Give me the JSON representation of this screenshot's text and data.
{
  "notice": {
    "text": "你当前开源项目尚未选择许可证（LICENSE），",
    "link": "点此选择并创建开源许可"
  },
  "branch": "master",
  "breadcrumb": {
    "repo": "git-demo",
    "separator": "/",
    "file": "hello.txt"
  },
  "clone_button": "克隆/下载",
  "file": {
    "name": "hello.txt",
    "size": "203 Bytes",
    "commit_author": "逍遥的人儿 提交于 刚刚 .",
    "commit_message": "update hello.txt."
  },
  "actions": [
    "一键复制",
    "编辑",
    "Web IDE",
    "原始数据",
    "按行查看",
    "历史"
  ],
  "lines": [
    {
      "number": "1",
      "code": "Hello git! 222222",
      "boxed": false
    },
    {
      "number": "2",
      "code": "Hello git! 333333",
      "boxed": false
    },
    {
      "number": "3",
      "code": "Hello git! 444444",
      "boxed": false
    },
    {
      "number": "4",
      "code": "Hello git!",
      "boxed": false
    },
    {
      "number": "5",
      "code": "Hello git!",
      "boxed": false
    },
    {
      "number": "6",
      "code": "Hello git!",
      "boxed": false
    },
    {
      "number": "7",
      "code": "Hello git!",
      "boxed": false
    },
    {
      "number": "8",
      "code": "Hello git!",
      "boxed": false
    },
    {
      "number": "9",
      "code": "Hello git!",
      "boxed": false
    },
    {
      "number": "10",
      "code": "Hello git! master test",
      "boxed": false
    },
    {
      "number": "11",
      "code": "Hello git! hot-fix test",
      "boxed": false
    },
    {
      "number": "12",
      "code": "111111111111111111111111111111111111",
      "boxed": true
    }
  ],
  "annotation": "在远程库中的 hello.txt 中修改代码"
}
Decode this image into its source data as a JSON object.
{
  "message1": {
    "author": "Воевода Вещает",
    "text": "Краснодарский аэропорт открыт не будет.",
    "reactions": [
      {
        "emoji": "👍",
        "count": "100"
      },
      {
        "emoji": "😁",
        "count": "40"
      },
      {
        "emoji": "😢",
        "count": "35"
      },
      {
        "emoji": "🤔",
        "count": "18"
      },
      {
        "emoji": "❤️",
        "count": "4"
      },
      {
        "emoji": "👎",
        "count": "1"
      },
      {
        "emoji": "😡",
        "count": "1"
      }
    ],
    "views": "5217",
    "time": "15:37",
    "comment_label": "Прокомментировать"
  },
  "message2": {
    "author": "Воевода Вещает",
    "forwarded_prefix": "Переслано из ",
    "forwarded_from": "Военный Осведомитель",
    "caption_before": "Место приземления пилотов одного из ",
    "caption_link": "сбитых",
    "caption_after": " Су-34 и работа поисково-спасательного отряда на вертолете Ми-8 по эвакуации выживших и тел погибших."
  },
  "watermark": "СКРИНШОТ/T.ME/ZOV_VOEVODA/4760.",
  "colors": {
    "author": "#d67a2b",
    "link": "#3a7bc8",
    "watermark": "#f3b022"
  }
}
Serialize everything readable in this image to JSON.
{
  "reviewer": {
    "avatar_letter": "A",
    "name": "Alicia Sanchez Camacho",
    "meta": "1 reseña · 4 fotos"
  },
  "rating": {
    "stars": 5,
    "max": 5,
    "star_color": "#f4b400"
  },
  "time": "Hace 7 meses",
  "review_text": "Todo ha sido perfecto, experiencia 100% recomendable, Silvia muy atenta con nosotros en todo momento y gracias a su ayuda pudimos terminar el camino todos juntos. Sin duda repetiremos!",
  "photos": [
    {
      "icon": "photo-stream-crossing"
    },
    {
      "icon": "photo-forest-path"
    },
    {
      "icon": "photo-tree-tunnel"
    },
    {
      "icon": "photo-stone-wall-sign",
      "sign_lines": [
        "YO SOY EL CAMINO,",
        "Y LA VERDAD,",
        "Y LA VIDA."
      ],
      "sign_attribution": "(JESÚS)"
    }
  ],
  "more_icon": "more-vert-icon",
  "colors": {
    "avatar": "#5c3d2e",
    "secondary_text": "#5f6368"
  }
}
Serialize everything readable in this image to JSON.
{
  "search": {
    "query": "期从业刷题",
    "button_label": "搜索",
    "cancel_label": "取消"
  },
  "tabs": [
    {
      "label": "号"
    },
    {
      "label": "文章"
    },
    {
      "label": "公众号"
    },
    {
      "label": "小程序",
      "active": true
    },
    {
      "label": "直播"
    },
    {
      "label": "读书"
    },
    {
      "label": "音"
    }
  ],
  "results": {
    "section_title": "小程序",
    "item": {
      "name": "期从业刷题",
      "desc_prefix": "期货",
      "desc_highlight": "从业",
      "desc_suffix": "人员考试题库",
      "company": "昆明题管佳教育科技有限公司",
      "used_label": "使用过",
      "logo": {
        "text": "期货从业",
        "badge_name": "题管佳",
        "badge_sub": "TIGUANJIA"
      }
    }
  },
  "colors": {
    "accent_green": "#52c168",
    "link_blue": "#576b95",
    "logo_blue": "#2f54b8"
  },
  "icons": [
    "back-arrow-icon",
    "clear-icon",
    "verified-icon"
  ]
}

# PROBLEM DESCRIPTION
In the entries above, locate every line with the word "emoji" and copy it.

# TASK SOLUTION
        "emoji": "👍",
        "emoji": "😁",
        "emoji": "😢",
        "emoji": "🤔",
        "emoji": "❤️",
        "emoji": "👎",
        "emoji": "😡",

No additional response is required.